* [WHAT TO WORK ON]:
Only lines with the string "JSON" should be returned from the data below.
(DATA EXTRACT Opens)
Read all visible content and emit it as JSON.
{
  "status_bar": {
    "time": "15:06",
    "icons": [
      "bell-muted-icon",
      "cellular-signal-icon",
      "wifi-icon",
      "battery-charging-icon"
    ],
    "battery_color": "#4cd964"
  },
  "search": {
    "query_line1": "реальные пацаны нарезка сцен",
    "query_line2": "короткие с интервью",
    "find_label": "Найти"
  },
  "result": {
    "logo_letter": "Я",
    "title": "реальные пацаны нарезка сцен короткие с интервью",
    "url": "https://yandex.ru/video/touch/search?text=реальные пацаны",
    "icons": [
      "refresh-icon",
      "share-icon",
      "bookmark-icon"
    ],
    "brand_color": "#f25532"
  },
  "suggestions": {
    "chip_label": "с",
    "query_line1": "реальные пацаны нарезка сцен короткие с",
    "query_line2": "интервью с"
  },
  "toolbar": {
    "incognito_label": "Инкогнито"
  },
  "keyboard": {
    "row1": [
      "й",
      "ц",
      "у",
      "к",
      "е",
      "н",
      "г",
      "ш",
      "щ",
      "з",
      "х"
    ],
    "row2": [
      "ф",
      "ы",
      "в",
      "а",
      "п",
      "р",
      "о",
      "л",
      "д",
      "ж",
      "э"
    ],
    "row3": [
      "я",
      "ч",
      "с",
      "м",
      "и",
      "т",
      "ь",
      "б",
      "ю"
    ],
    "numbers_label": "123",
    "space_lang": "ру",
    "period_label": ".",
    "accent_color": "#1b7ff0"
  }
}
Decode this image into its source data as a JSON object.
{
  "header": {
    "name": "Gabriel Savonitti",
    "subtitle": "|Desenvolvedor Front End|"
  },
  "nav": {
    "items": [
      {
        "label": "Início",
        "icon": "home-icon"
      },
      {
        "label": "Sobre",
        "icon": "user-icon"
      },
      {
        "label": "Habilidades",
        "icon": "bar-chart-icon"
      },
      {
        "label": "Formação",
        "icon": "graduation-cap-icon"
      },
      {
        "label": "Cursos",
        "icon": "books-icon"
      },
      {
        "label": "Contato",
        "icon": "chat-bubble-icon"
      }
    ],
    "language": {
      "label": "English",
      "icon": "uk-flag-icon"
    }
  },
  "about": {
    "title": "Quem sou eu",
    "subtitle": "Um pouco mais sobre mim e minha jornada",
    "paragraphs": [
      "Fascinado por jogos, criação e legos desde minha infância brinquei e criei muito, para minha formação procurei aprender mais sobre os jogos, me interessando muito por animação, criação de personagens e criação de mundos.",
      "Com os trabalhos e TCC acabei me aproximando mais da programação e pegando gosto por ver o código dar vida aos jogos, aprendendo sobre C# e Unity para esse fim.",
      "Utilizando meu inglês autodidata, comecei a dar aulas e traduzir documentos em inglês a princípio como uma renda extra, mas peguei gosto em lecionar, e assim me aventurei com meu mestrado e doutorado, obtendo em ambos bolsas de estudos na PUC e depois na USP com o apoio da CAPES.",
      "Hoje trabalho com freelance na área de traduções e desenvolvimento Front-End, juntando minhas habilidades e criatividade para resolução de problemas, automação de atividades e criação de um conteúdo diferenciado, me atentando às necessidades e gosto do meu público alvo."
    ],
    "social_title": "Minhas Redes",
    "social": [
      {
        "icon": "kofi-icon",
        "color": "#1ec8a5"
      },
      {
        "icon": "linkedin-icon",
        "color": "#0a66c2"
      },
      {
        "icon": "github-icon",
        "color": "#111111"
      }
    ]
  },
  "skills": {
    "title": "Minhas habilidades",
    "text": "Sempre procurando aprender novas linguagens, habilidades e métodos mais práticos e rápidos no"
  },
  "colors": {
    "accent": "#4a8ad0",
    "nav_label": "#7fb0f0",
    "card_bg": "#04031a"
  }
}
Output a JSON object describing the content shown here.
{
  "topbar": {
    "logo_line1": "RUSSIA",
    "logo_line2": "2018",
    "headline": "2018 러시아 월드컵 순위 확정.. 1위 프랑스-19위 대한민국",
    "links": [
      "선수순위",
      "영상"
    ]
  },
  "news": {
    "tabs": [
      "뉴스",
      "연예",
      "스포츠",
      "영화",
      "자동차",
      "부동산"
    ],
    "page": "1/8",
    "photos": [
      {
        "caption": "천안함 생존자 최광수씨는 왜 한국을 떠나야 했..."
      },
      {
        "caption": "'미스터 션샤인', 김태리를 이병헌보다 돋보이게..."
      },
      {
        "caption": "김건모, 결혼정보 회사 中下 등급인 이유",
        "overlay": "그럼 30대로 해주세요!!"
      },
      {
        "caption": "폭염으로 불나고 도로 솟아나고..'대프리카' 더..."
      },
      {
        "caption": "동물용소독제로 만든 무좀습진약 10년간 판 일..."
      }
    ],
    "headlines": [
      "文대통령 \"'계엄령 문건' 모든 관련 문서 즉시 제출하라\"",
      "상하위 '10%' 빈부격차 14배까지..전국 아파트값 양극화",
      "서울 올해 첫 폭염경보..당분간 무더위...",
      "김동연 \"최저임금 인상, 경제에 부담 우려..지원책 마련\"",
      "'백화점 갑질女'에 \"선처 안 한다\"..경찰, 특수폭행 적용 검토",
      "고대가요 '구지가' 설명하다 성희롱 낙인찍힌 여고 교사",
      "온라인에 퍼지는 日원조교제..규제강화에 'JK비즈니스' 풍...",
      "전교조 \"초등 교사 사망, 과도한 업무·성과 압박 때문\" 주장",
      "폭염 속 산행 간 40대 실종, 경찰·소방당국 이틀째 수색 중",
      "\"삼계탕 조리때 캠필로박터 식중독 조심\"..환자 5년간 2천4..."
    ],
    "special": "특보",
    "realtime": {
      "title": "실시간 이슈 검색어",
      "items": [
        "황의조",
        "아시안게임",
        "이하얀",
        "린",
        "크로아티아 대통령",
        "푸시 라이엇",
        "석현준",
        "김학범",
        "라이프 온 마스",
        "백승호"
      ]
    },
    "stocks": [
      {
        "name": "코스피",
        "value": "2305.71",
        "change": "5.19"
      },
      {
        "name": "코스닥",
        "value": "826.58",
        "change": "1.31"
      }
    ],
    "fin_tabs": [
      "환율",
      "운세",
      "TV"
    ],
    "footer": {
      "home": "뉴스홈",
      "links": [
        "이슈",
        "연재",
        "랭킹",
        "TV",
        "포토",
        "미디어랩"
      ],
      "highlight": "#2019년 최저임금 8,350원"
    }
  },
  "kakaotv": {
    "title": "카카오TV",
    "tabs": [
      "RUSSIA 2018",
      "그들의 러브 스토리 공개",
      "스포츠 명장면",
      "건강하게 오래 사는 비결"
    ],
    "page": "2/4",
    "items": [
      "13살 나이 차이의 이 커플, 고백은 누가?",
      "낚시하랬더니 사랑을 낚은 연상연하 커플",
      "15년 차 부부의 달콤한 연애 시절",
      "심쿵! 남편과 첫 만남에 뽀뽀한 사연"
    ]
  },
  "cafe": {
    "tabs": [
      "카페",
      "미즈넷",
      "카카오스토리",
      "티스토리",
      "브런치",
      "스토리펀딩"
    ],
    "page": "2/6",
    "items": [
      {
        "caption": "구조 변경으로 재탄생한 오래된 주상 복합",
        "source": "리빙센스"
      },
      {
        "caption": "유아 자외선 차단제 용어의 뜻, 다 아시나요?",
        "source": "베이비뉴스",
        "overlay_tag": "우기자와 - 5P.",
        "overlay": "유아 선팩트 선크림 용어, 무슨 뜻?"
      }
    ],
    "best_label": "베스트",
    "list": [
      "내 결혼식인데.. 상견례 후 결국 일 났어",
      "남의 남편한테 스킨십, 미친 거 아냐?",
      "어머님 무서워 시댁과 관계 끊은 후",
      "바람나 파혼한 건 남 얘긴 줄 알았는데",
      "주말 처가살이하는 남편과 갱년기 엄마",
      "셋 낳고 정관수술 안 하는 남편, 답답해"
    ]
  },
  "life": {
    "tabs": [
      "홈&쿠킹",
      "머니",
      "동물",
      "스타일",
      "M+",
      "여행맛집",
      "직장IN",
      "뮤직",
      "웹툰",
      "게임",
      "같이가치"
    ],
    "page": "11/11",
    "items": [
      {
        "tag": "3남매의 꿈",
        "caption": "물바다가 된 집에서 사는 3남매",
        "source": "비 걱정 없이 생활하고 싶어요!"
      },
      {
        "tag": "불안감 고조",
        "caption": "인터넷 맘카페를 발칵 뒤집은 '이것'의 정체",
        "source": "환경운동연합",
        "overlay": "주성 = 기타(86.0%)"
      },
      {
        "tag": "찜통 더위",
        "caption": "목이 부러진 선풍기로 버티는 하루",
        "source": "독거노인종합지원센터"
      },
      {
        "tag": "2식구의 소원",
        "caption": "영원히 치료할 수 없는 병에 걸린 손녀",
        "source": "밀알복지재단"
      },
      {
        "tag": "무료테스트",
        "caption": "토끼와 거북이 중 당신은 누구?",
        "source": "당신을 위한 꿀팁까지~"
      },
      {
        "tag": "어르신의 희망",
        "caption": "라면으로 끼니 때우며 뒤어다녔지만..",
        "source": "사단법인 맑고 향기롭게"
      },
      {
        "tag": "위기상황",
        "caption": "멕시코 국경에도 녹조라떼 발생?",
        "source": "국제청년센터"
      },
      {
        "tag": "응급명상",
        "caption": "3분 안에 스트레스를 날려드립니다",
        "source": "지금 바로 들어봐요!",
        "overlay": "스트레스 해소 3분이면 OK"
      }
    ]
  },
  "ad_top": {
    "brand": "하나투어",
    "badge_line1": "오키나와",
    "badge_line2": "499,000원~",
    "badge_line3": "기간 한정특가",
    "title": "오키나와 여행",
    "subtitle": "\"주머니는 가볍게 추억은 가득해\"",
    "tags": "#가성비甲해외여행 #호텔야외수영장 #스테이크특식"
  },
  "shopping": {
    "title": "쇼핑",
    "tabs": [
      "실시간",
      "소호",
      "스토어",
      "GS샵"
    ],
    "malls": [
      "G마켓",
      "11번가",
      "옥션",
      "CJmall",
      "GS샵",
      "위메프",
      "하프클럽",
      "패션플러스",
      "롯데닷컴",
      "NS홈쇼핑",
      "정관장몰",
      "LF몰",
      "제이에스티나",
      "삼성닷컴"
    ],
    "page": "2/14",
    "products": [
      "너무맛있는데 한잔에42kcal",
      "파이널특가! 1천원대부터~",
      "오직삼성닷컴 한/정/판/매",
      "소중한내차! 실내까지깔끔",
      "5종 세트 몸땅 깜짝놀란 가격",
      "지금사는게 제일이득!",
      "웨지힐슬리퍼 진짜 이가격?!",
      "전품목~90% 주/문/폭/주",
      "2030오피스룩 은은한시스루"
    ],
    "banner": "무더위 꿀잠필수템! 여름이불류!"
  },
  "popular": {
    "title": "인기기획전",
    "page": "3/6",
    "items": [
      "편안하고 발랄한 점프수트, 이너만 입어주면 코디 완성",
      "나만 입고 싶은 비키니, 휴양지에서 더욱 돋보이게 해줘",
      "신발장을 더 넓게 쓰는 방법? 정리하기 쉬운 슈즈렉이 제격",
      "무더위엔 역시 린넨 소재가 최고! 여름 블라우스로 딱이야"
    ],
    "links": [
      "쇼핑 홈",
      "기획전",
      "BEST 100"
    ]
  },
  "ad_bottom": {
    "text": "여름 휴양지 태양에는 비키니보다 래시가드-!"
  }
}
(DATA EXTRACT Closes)
* [TASK OUTPUT]:
Read all visible content and emit it as JSON.
Decode this image into its source data as a JSON object.
Output a JSON object describing the content shown here.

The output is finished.